**THE PROBLEM:**
Where a line of the material includes the string "Passion", copy that line.

**PROVIDED DATA:**
======

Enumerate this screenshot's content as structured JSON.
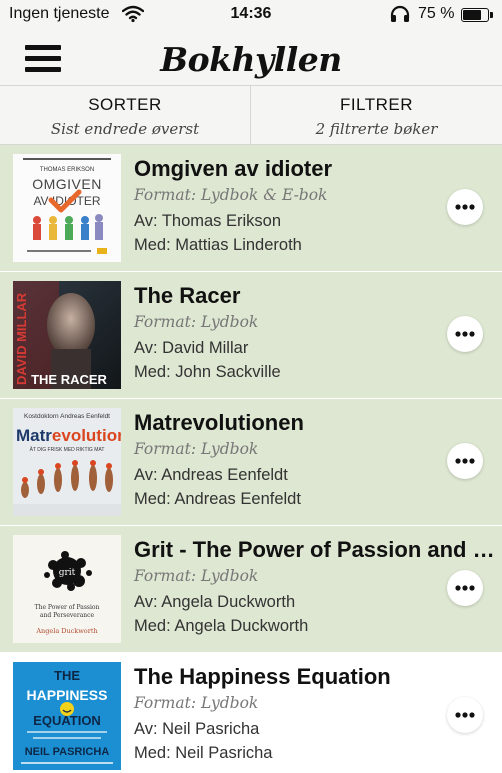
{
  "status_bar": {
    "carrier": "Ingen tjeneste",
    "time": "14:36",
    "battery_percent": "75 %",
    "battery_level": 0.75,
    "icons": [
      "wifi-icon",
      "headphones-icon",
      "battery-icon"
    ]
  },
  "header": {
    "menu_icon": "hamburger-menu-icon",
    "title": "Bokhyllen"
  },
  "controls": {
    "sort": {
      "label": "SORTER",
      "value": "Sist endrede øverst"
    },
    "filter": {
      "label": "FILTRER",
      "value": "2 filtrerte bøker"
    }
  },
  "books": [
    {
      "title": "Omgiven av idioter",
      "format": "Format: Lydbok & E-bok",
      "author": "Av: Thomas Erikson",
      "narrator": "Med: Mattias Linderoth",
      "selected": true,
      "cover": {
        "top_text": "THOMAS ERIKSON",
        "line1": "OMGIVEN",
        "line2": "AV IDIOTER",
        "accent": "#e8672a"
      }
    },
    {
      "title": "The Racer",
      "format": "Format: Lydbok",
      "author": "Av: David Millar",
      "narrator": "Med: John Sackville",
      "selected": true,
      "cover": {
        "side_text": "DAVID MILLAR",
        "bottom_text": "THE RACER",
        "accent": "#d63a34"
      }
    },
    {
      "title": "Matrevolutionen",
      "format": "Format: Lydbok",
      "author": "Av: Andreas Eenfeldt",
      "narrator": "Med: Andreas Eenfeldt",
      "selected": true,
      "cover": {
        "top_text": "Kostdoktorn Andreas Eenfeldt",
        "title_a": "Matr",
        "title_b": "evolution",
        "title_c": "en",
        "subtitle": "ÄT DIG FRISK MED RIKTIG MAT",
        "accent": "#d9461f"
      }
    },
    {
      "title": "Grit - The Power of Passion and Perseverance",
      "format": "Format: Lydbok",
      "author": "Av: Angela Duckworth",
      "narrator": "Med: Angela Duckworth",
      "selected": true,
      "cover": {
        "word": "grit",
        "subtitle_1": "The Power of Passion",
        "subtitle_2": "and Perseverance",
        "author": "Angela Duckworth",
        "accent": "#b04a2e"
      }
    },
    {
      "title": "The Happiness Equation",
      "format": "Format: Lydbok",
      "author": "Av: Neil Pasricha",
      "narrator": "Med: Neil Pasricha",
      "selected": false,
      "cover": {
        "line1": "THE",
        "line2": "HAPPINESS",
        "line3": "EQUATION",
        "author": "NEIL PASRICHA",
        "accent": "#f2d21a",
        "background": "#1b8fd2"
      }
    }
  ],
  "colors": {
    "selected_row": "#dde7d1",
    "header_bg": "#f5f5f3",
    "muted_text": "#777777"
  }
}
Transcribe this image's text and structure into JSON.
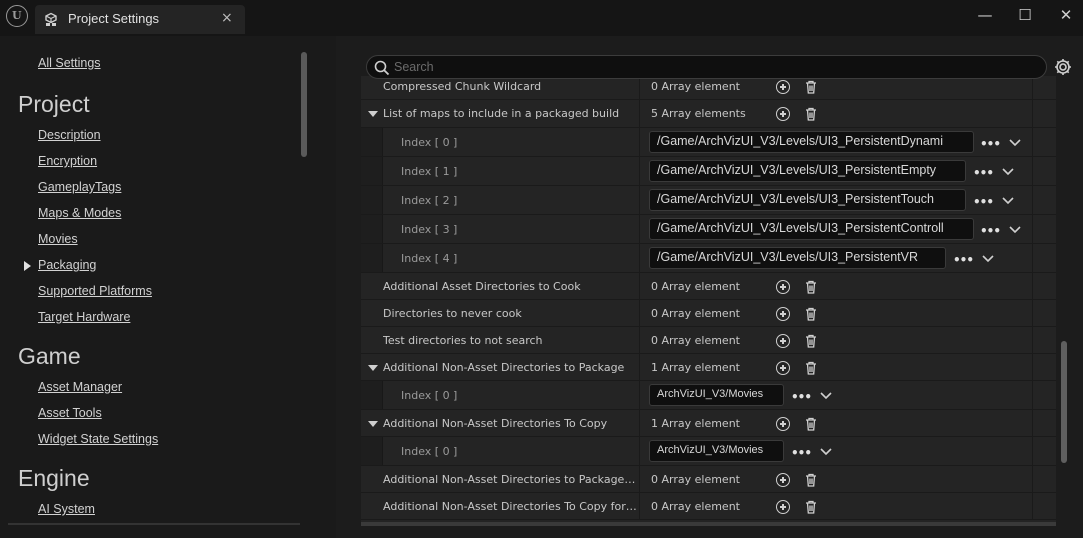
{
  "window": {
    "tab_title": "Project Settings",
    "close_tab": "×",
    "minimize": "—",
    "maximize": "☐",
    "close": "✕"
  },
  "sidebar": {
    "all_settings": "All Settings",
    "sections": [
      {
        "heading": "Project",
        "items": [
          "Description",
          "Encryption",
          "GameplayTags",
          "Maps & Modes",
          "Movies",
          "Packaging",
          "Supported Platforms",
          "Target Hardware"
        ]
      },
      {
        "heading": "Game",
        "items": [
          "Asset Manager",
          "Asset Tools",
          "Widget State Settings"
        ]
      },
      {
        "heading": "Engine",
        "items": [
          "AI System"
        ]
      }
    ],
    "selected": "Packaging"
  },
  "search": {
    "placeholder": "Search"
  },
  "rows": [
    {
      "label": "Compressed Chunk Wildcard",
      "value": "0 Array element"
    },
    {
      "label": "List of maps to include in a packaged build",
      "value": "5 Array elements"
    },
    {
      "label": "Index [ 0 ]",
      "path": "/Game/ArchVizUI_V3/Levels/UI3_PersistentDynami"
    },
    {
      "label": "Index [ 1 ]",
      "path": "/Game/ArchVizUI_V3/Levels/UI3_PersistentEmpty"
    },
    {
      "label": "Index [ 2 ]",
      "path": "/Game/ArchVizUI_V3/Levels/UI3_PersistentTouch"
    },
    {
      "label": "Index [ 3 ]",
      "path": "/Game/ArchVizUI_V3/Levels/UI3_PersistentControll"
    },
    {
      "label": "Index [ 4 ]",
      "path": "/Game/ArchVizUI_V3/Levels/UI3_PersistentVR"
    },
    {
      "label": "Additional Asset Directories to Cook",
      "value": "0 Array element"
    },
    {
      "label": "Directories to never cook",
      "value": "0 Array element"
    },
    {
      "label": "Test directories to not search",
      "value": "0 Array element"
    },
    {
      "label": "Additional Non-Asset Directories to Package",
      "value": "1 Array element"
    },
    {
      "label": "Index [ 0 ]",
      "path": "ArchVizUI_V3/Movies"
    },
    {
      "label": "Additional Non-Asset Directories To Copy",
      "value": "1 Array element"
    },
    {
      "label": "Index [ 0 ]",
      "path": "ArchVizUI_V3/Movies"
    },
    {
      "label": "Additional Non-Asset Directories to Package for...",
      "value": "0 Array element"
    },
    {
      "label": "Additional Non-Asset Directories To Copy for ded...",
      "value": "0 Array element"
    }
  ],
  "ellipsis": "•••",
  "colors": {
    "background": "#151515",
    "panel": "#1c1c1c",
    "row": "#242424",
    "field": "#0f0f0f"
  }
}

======

**RESPONSE:**
      "title": "Grit - The Power of Passion and Perseverance",
        "subtitle_1": "The Power of Passion",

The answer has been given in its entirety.